Predictably, the relator and the government argued in favor of using materiality to determine whether implied certifications are false or fraudulent under the FCA. Chief Justice Roberts, however, was skeptical of this position and questioned whether a materiality framework would render “every material breach of a contract . . . as false and fraudulent” under the FCA. Counsel for the relator tried to find a limiting principle in the FCA’s scienter element, noting that liability under the FCA would not be imposed unless the contractor knew of the particular requirement or regulation, and also knew that the particular requirement or regulation is material to the government’s decision to pay. But, this approach would be inconsistent with the government’s interpretation of scienter—in litigation, the government always argues that ignorance of a particular requirement is not a defense.

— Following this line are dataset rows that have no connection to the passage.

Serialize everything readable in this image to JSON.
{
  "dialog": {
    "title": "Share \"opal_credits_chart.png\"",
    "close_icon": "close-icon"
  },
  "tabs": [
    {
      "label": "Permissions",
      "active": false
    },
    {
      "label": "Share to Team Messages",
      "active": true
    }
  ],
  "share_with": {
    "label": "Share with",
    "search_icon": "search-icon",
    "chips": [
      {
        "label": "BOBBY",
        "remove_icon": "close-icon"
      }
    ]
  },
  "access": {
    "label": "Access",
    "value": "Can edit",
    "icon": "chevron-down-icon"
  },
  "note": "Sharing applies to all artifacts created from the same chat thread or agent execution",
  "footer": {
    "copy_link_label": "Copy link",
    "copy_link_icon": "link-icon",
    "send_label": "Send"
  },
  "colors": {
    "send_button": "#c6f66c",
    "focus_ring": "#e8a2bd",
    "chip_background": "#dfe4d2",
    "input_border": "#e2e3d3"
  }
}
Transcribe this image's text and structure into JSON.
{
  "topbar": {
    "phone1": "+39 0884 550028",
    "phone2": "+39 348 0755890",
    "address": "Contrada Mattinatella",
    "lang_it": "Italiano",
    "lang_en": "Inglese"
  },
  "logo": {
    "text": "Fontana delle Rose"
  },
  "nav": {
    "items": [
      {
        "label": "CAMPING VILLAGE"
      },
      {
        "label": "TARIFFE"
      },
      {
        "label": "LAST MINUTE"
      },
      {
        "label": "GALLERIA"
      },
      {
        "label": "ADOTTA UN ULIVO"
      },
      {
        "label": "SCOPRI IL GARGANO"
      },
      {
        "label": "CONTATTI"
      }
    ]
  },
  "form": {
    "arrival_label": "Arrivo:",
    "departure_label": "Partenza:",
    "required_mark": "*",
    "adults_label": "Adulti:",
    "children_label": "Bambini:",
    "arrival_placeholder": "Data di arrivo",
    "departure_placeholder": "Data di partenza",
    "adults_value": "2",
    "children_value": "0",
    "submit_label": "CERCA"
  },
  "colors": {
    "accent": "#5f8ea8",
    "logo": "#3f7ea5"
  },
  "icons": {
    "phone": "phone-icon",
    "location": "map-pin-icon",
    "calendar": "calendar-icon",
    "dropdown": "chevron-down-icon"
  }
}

The government tried hard to focus the Court’s attention on materiality. The deputy solicitor general argued that “a person who knew himself to be in breach of a nonmaterial term and requested payment anyway wouldn’t be making a false claim” and that FCA liability would only arise “if the term that was being breached was material.” Chief Justice Roberts expressed doubt about the government’s materiality approach. He asked whether the government would be justified in withholding payment if a healthcare provider fully performed its contract for healthcare services but violated a provision requiring the provider to purchase staplers made in America. The deputy solicitor general responded that the government could withhold payment for the staplers, and the claim for payment would be actionable under the FCA. This response seemed to trouble the Justices. The chief justice stated that he doesn’t “understand the difference between material and immaterial.” Justice Kagan asked for examples of terms that the government would consider immaterial; the government conceded that there were none—in the government’s view, there are no wholly immaterial contractual terms or regulations. Justice Breyer also expressed concern that the government was treating minor contractual breaches as fraud.

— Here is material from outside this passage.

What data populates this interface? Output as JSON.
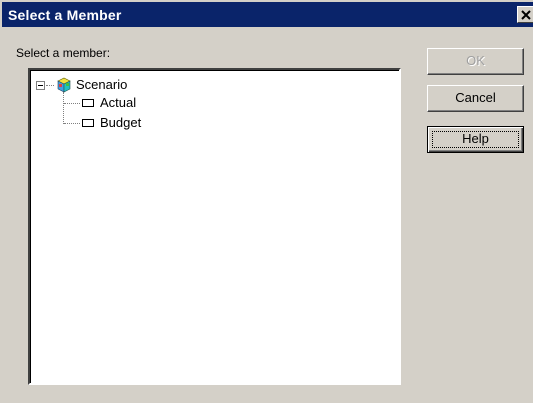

The chief justice’s stapler hypothetical is reminiscent of Allison Engine. At oral arguments in that case, the chief justice illustrated the need for sufficient limitations on FCA liability by asking whether a relator should be able to bring an FCA suit in a situation where the government has provided funding to a state to build a school, and the school’s prime contractor hires a painter, who buys paint from a company that purchases chemicals for the paint from a chemical company, and the chemical company fraudulently adds $1 to the cost of the chemicals, resulting in a $1 overcharge to the government. Here, like Allison Engine, the chief justice’s hypothetical about staplers may have persuaded his fellow Justices that the Court should develop an appropriate test for limiting FCA liability for implied certifications. History suggests that the Court may reach a broad consensus on the appropriate standard for liability. In the last two major FCA cases in which the government and the relator attempted to broaden significantly the scope of FCA liability—Allison Engine and Kellogg Brown & Root Servs., Inc. v. United States ex rel. Carter—the Court delivered a unanimous decision. It remains to be seen, however, exactly how the Court will limit liability for implied certifications.